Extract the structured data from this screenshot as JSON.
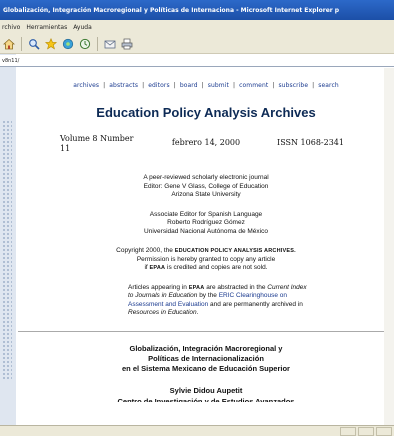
{
  "window": {
    "title": "Globalización, Integración Macroregional y Políticas de Internaciona - Microsoft Internet Explorer p"
  },
  "menu": [
    "rchivo",
    "Herramientas",
    "Ayuda"
  ],
  "toolbar_icons": [
    "home-icon",
    "search-icon",
    "favorites-icon",
    "media-icon",
    "history-icon",
    "mail-icon",
    "print-icon"
  ],
  "address": {
    "value": "v8n11/"
  },
  "nav": {
    "links": [
      "archives",
      "abstracts",
      "editors",
      "board",
      "submit",
      "comment",
      "subscribe",
      "search"
    ]
  },
  "journal": {
    "title": "Education Policy Analysis Archives",
    "volume": "Volume 8 Number 11",
    "date": "febrero 14, 2000",
    "issn": "ISSN 1068-2341"
  },
  "info": {
    "line1": "A peer-reviewed scholarly electronic journal",
    "line2": "Editor: Gene V Glass, College of Education",
    "line3": "Arizona State University",
    "assoc1": "Associate Editor for Spanish Language",
    "assoc2": "Roberto Rodríguez Gómez",
    "assoc3": "Universidad Nacional Autónoma de México",
    "copy_pre": "Copyright 2000, the ",
    "copy_sc": "EDUCATION POLICY ANALYSIS ARCHIVES.",
    "copy2": "Permission is hereby granted to copy any article",
    "copy3_pre": "if ",
    "copy3_sc": "EPAA",
    "copy3_post": " is credited and copies are not sold.",
    "abs_pre": "Articles appearing in ",
    "abs_sc": "EPAA",
    "abs_mid": " are abstracted in the ",
    "abs_cij": "Current Index to Journals in Education",
    "abs_by": " by the ",
    "abs_link": "ERIC Clearinghouse on Assessment and Evaluation",
    "abs_and": " and are permanently archived in ",
    "abs_rie": "Resources in Education",
    "abs_end": "."
  },
  "article": {
    "title1": "Globalización, Integración Macroregional y",
    "title2": "Políticas de Internacionalización",
    "title3": "en el Sistema Mexicano de Educación Superior",
    "author": "Sylvie Didou Aupetit",
    "affil": "Centro de Investigación y de Estudios Avanzados"
  }
}
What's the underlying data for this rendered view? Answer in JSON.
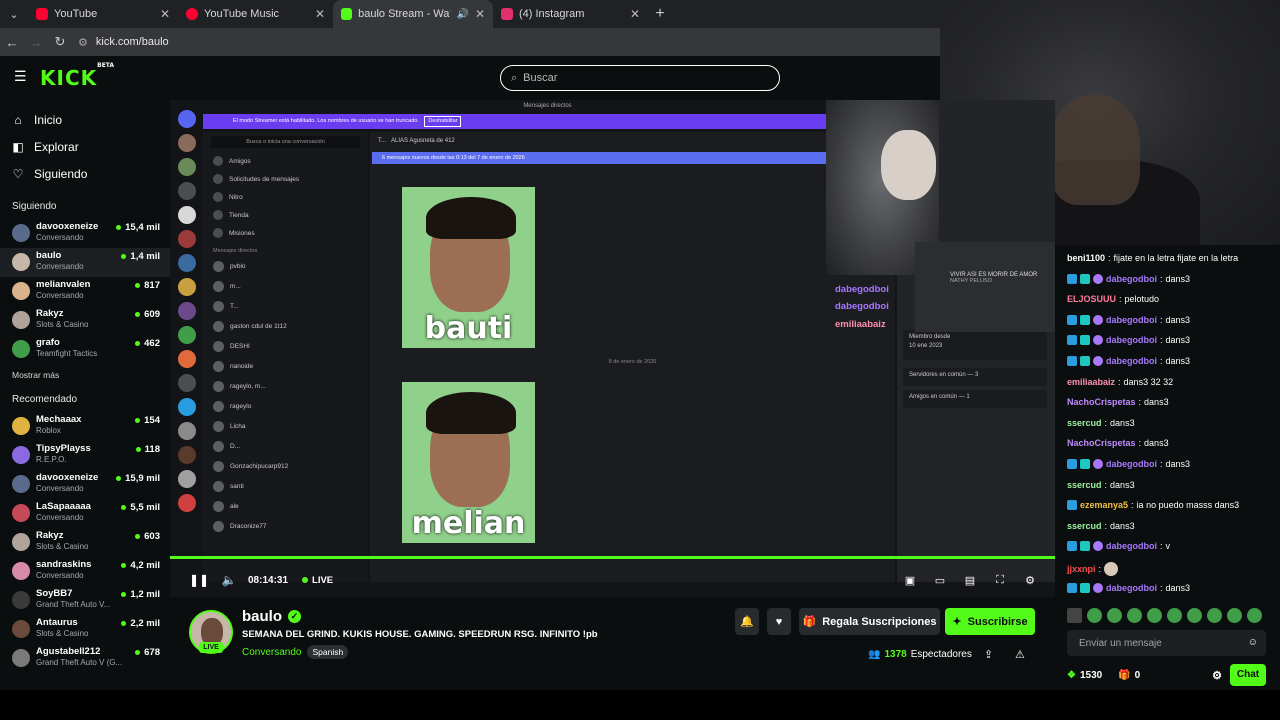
{
  "browser": {
    "tabs": [
      {
        "title": "YouTube",
        "color": "#ff0033"
      },
      {
        "title": "YouTube Music",
        "color": "#ff0033"
      },
      {
        "title": "baulo Stream - Watch Live",
        "color": "#53fc18"
      },
      {
        "title": "(4) Instagram",
        "color": "#e1306c"
      }
    ],
    "url": "kick.com/baulo"
  },
  "header": {
    "logo": "KICK",
    "logo_sup": "BETA",
    "search_placeholder": "Buscar"
  },
  "sidebar": {
    "nav": [
      {
        "label": "Inicio",
        "icon": "home-icon"
      },
      {
        "label": "Explorar",
        "icon": "compass-icon"
      },
      {
        "label": "Siguiendo",
        "icon": "heart-icon"
      }
    ],
    "following_heading": "Siguiendo",
    "following": [
      {
        "name": "davooxeneize",
        "category": "Conversando",
        "viewers": "15,4 mil",
        "color": "#5a6a8a"
      },
      {
        "name": "baulo",
        "category": "Conversando",
        "viewers": "1,4 mil",
        "color": "#c6b7a8"
      },
      {
        "name": "melianvalen",
        "category": "Conversando",
        "viewers": "817",
        "color": "#d9b38c"
      },
      {
        "name": "Rakyz",
        "category": "Slots & Casino",
        "viewers": "609",
        "color": "#b0a49a"
      },
      {
        "name": "grafo",
        "category": "Teamfight Tactics",
        "viewers": "462",
        "color": "#3f9e47"
      }
    ],
    "show_more": "Mostrar más",
    "recommended_heading": "Recomendado",
    "recommended": [
      {
        "name": "Mechaaax",
        "category": "Roblox",
        "viewers": "154",
        "color": "#e0b341"
      },
      {
        "name": "TipsyPlayss",
        "category": "R.E.P.O.",
        "viewers": "118",
        "color": "#8a6ae0"
      },
      {
        "name": "davooxeneize",
        "category": "Conversando",
        "viewers": "15,9 mil",
        "color": "#5a6a8a"
      },
      {
        "name": "LaSapaaaaa",
        "category": "Conversando",
        "viewers": "5,5 mil",
        "color": "#c44a5a"
      },
      {
        "name": "Rakyz",
        "category": "Slots & Casino",
        "viewers": "603",
        "color": "#b0a49a"
      },
      {
        "name": "sandraskins",
        "category": "Conversando",
        "viewers": "4,2 mil",
        "color": "#d88aa8"
      },
      {
        "name": "SoyBB7",
        "category": "Grand Theft Auto V...",
        "viewers": "1,2 mil",
        "color": "#3a3a3a"
      },
      {
        "name": "Antaurus",
        "category": "Slots & Casino",
        "viewers": "2,2 mil",
        "color": "#6a4a3a"
      },
      {
        "name": "Agustabell212",
        "category": "Grand Theft Auto V (G...",
        "viewers": "678",
        "color": "#7a7a7a"
      }
    ]
  },
  "video": {
    "dm_header": "Mensajes directos",
    "streamer_banner": "El modo Streamer está habilitado. Los nombres de usuario se han truncado.",
    "banner_button": "Deshabilitar",
    "dm_search": "Busca o inicia una conversación",
    "dm_menu": [
      "Amigos",
      "Solicitudes de mensajes",
      "Nitro",
      "Tienda",
      "Misiones"
    ],
    "dm_sub": "Mensajes directos",
    "dm_users": [
      "pvblo",
      "m...",
      "T...",
      "gaston cdul de 1t12",
      "DESHI",
      "nanoide",
      "rageylo, m...",
      "rageylo",
      "Licha",
      "D...",
      "Gonzachipucarp912",
      "santi",
      "ale",
      "Draconize77"
    ],
    "chat_top_name": "T...",
    "chat_alias": "ALIAS  Agusneta de 412",
    "new_messages": "6 mensajes nuevos desde las 0:13 del 7 de enero de 2026",
    "caption1": "bauti",
    "caption2": "melian",
    "date_sep": "8 de enero de 2026",
    "member_since_label": "Miembro desde",
    "member_since": "10 ene 2023",
    "servers_common": "Servidores en común — 3",
    "friends_common": "Amigos en común — 1",
    "overlay_chat": [
      {
        "user": "dabegodboi",
        "color": "#a878ff"
      },
      {
        "user": "dabegodboi",
        "color": "#a878ff"
      },
      {
        "user": "emiliaabaiz",
        "color": "#ff8fb0"
      }
    ],
    "now_playing": "VIVIR ASI ES MORIR DE AMOR",
    "now_playing_artist": "NATHY PELUSO",
    "time": "08:14:31",
    "live_label": "LIVE"
  },
  "stream": {
    "streamer": "baulo",
    "live_badge": "LIVE",
    "title": "SEMANA DEL GRIND. KUKIS HOUSE. GAMING. SPEEDRUN RSG. INFINITO !pb",
    "category": "Conversando",
    "language": "Spanish",
    "gift_button": "Regala Suscripciones",
    "subscribe_button": "Suscribirse",
    "viewers_count": "1378",
    "viewers_label": "Espectadores"
  },
  "chat": {
    "messages": [
      {
        "user": "beni1100",
        "color": "#ffffff",
        "text": "fijate en la letra fijate en la letra",
        "badges": []
      },
      {
        "user": "dabegodboi",
        "color": "#a878ff",
        "text": "dans3",
        "badges": [
          "b-blue",
          "b-teal",
          "b-purple"
        ]
      },
      {
        "user": "ELJOSUUU",
        "color": "#ff7a9c",
        "text": "pelotudo",
        "badges": []
      },
      {
        "user": "dabegodboi",
        "color": "#a878ff",
        "text": "dans3",
        "badges": [
          "b-blue",
          "b-teal",
          "b-purple"
        ]
      },
      {
        "user": "dabegodboi",
        "color": "#a878ff",
        "text": "dans3",
        "badges": [
          "b-blue",
          "b-teal",
          "b-purple"
        ]
      },
      {
        "user": "dabegodboi",
        "color": "#a878ff",
        "text": "dans3",
        "badges": [
          "b-blue",
          "b-teal",
          "b-purple"
        ]
      },
      {
        "user": "emiliaabaiz",
        "color": "#ff8fb0",
        "text": "dans3 32 32",
        "badges": []
      },
      {
        "user": "NachoCrispetas",
        "color": "#c08aff",
        "text": "dans3",
        "badges": []
      },
      {
        "user": "ssercud",
        "color": "#9ef0a0",
        "text": "dans3",
        "badges": []
      },
      {
        "user": "NachoCrispetas",
        "color": "#c08aff",
        "text": "dans3",
        "badges": []
      },
      {
        "user": "dabegodboi",
        "color": "#a878ff",
        "text": "dans3",
        "badges": [
          "b-blue",
          "b-teal",
          "b-purple"
        ]
      },
      {
        "user": "ssercud",
        "color": "#9ef0a0",
        "text": "dans3",
        "badges": []
      },
      {
        "user": "ezemanya5",
        "color": "#f0c040",
        "text": "ia no puedo masss dans3",
        "badges": [
          "b-blue"
        ]
      },
      {
        "user": "ssercud",
        "color": "#9ef0a0",
        "text": "dans3",
        "badges": []
      },
      {
        "user": "dabegodboi",
        "color": "#a878ff",
        "text": "v",
        "badges": [
          "b-blue",
          "b-teal",
          "b-purple"
        ]
      },
      {
        "user": "jjxxnpi",
        "color": "#ff4a4a",
        "text": "",
        "badges": []
      },
      {
        "user": "dabegodboi",
        "color": "#a878ff",
        "text": "dans3",
        "badges": [
          "b-blue",
          "b-teal",
          "b-purple"
        ]
      }
    ],
    "input_placeholder": "Enviar un mensaje",
    "points": "1530",
    "gifts": "0",
    "chat_button": "Chat"
  }
}
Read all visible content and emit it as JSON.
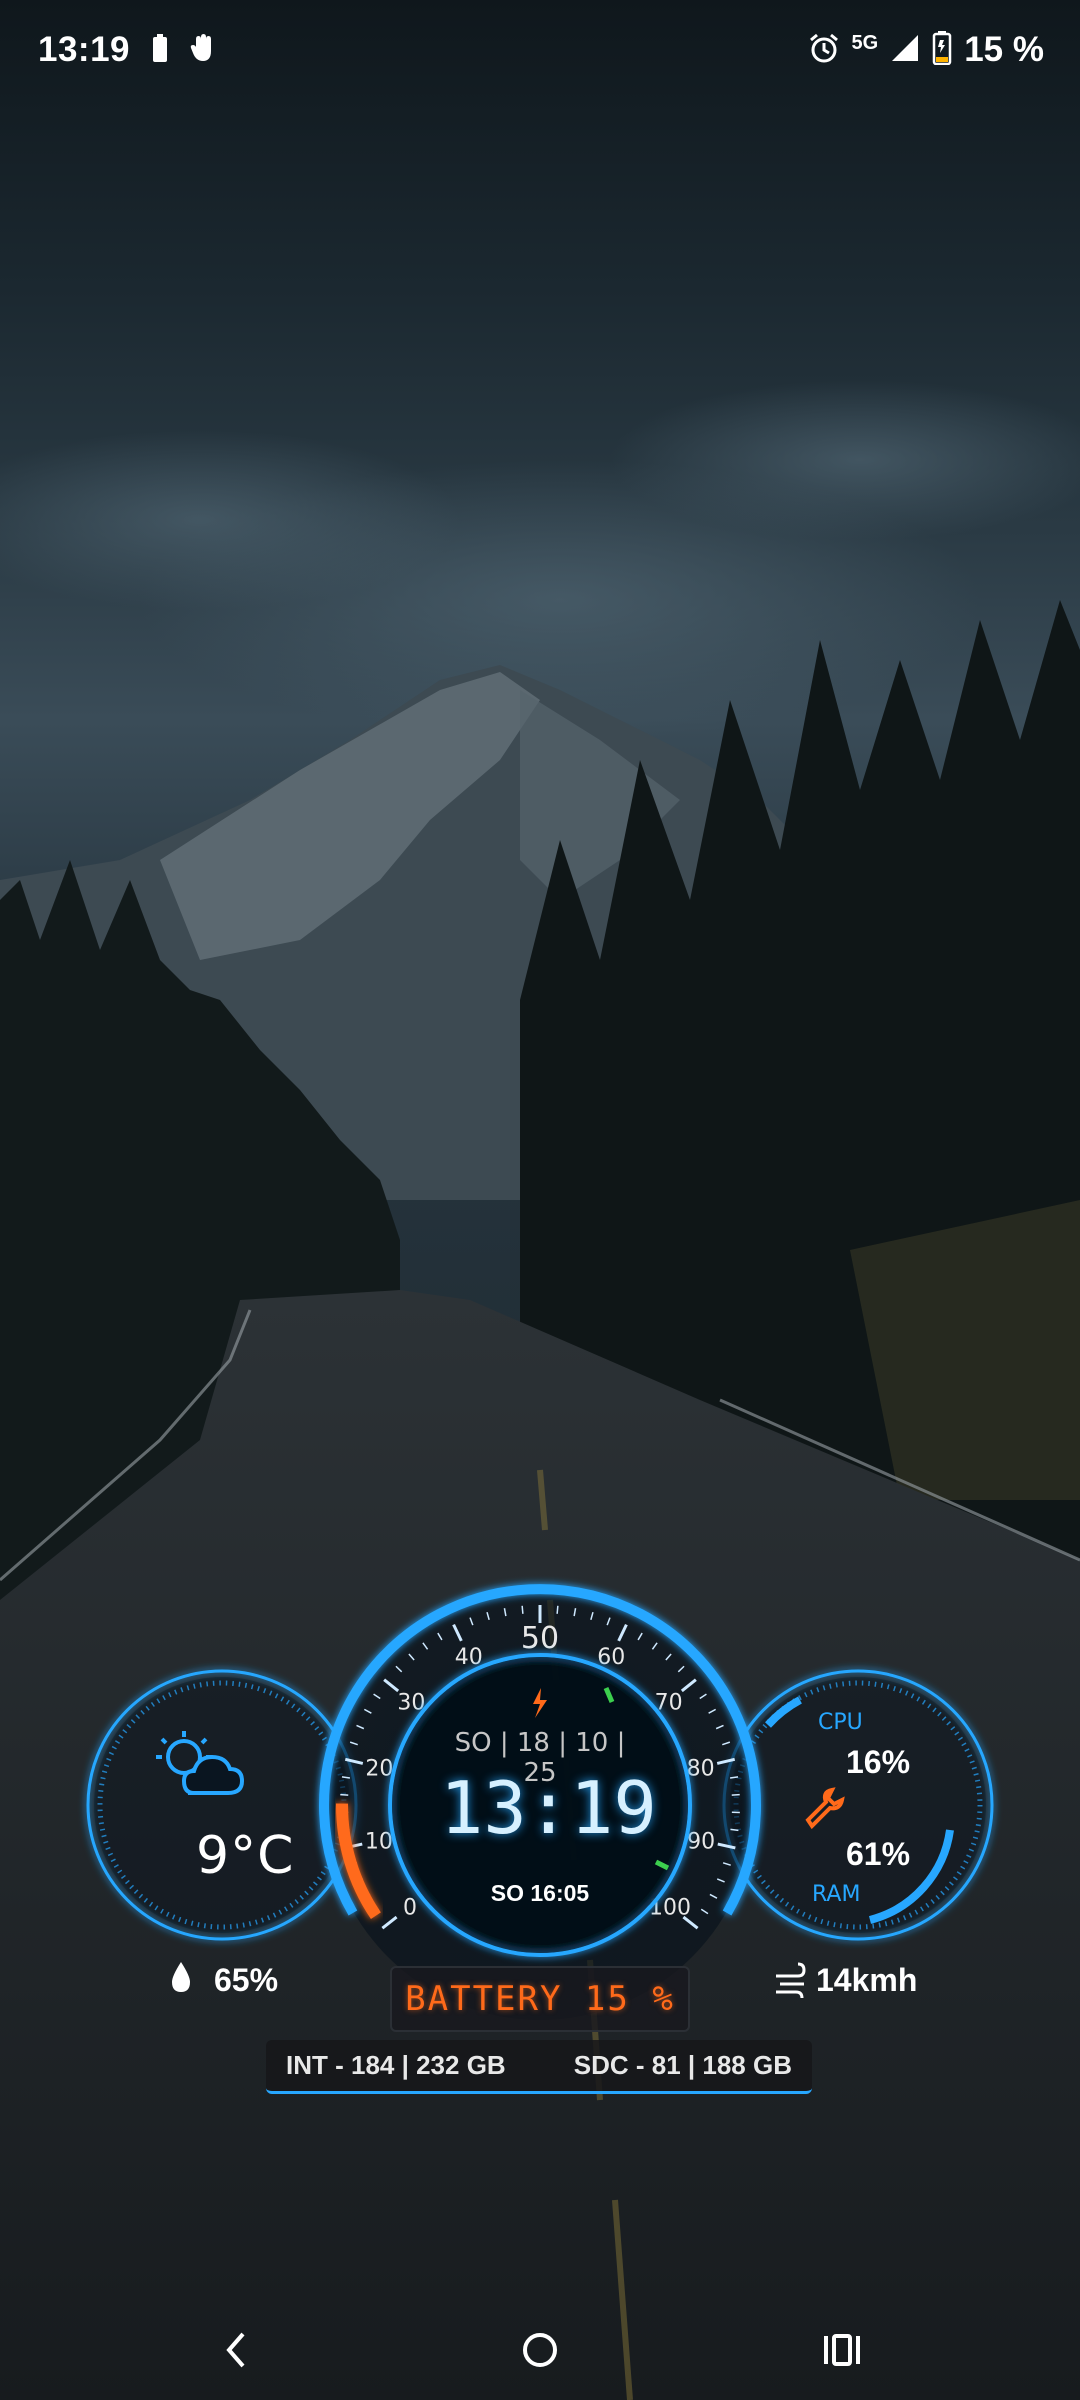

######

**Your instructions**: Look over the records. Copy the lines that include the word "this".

**Task output**:
Extract the structured data from this screenshot as JSON.
What's the underlying data for this rendered view? Answer in JSON.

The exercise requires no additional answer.